■ **WHAT THE TASK ASKS**: Every record, from the first to the last, is to be printed again exactly.

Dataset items
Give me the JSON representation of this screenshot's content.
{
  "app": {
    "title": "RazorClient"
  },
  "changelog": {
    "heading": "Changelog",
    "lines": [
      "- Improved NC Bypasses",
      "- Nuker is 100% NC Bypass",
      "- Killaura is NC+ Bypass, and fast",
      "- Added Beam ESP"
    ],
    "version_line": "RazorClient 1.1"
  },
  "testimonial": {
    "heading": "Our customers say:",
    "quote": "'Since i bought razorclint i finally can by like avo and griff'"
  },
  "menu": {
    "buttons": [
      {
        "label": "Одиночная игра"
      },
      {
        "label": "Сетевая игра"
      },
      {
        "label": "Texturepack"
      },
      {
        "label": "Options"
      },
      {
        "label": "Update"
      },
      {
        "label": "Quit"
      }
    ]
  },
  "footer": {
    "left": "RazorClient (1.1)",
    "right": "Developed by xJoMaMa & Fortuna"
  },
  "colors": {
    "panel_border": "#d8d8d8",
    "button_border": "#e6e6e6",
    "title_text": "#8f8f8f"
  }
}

■ **REPLY TO THE EXERCISE**:
Give me the JSON representation of this screenshot's content.
{
  "app": {
    "title": "RazorClient"
  },
  "changelog": {
    "heading": "Changelog",
    "lines": [
      "- Improved NC Bypasses",
      "- Nuker is 100% NC Bypass",
      "- Killaura is NC+ Bypass, and fast",
      "- Added Beam ESP"
    ],
    "version_line": "RazorClient 1.1"
  },
  "testimonial": {
    "heading": "Our customers say:",
    "quote": "'Since i bought razorclint i finally can by like avo and griff'"
  },
  "menu": {
    "buttons": [
      {
        "label": "Одиночная игра"
      },
      {
        "label": "Сетевая игра"
      },
      {
        "label": "Texturepack"
      },
      {
        "label": "Options"
      },
      {
        "label": "Update"
      },
      {
        "label": "Quit"
      }
    ]
  },
  "footer": {
    "left": "RazorClient (1.1)",
    "right": "Developed by xJoMaMa & Fortuna"
  },
  "colors": {
    "panel_border": "#d8d8d8",
    "button_border": "#e6e6e6",
    "title_text": "#8f8f8f"
  }
}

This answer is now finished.